Joe Scarborough's ten "truths" about the debt crisis you won't hear over the next month from the halls of Congress or the West Wing.
Robert Parry's excellent article leads off with the sub-heading: "America’s corporate chieftains are living like kings while the middle class stagnates and shrivels." And then he analyzes why...ignorance and adherence to the GOP line on taxes.
Tax journalist David Cay Johnston explains what's so rotten about our taxation system and the distribution of wealth in this country. One quote: "Its not true that high taxes destroy jobs. Low taxes destroy jobs by encouraging owners of businesses to withdraw money from the business."
Paul Ryan's plan to cut taxes for corporations won't create more investment or more jobs.
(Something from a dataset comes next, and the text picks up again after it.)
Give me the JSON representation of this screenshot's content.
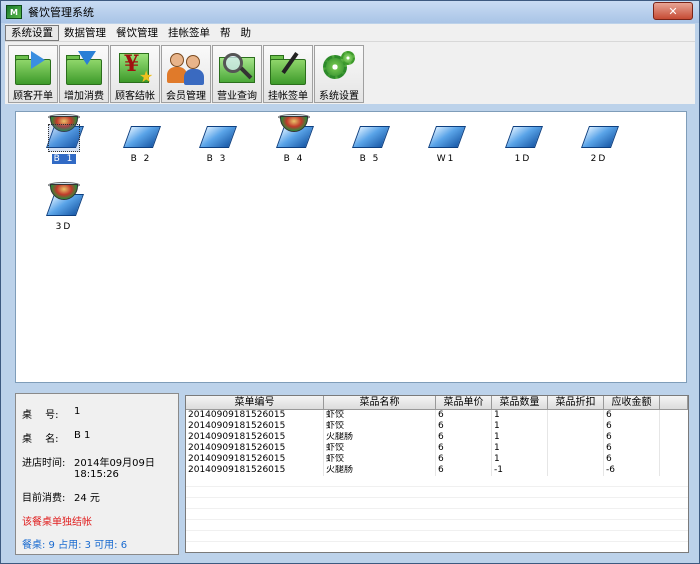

Firms don't necessarily relocate or expand to an area just because it has lower taxes, and they aren't suffering from a lack of investment funds but rather a lack of profitable investment opportunities.
The earthquake forced the shutdown of several oil refineries and some nuclear power plants in Japan. If they can't reopen soon, the country probably will want to import more gasoline, diesel and jet fuel.
The Child Tax Credit is an important tax credit that may be worth as much as $1,000 per qualifying child depending upon your income. Here are 10 important facts from the IRS about this credit and how it may benefit your family.
Paul Buchheit of AlterNet focuses on the effects of inequality. Based on Internal Revenue Service figures, if middle- and upper-middle-class families had maintained the same share of American productivity that they held in 1980, they would be making an average of $12,500 more per year. The massive redistribution of income from the middle classes to the rich over the last 30 years is like a malignant tumor that doesn't appear on the surface but eventually destroys the whole body.
Koch Industries is planning a meeting of a secretive network of Republican donors in Palm Springs in January to “develop strategies to counter the most severe threats facing our free society and outline a vision of how we can foster a renewal of American free enterprise and prosperity.” The Kochs insist on strict confidentiality surrounding the California meetings, which are entitled “Understanding and Addressing Threats to American Free Enterprise and Prosperity.”
Ronald Reagan is the patron saint of lower taxes and smaller government. He cut taxes, yes. But he also raised them several times, in part to reduce high deficits and in part to pave the way for true tax reform.
Dave Johnson argues that since the start of the Reagan revolution, the social contract with Americans has been broken. Instead of providing good wages and benefits and paying taxes to provide for the general welfare and reinvestment in infrastructure and public structures, the bounty of our democracy is being diverted to a wealthy few. Tax cuts for the rich, anti-government policies, and its deregulation of the big corporations have resulted in the defunding of our democracy... crumbling infrastructure, failing schools, dismantling of factories and supply chain, and workers working longer hours for fewer benefits and falling wages.
Martin Wolfe of the Financial Times discusses how the fiscal theory of supply-side economics did not work under the tax-cutting eras of Ronald Reagan, George H.W. Bush and George W. Bush. Each saw very substantial rises in ratios of federal debt to gross domestic product. Under Reagan and the first Bush, the ratio of public debt to GDP went from 33 per cent to 64 per cent. It fell to 57 per cent under Bill Clinton but then rose again to 69 per cent under the second George Bush.
Noam Chomsky discusses the factors motivating the Tea Party..."the depth of moral indignation that lies behind the furious, often self-destructive bitterness about government and business power...the spirit of disenchantment...the suicidal anti-tax extremism...and Orwell's "doublethink": the ability to hold two contradictory ideas in mind while believing both of them, practically a motto for our times."
The super-rich are still having a ball. Mega-investor Warren Buffett write to his shareholders, “We’ve put a lot of money to work during the chaos of the last two years. When it’s raining gold, reach for a bucket, not a thimble.” And Forbes Magazine adds, “Many plutocrats did just that. Indeed, last year’s wealth wasteland has become a billionaire bonanza. Most of the richest people on the planet have seen their fortunes soar in the past year.” This article describes how those gains were made in the "Wall Street casino" rather than in investment in factories, equipment and services, and makes a case for increasing taxes on the super-rich...a controversial stand, but with a rational basis.
President Obama’s agenda, ambitious as it may be, is responsible for only a sliver of the projected budget deficits, despite what many of his Republican critics are saying. On the other hand, Republicans favor extending all the Bush tax cuts, which will send the deficit higher. This stance has led the conservative Cato Institute to conclude “The G.O.P. is not serious about cutting down spending.”
You might be on your last dollar, but it’s not always a reason to sing the blues. In fact, in the strange world of taxation, your last dollar could actually put you in a higher tax bracket. Put on your shades, grab your guitar, and read on.
Some call them a necessary evil. Local governments can't survive without them. We're talking about property taxes. One of the major expenses of owning a house remains a mystery to many homeowners. Let's take a look at how the local government figures your tax and what role you play.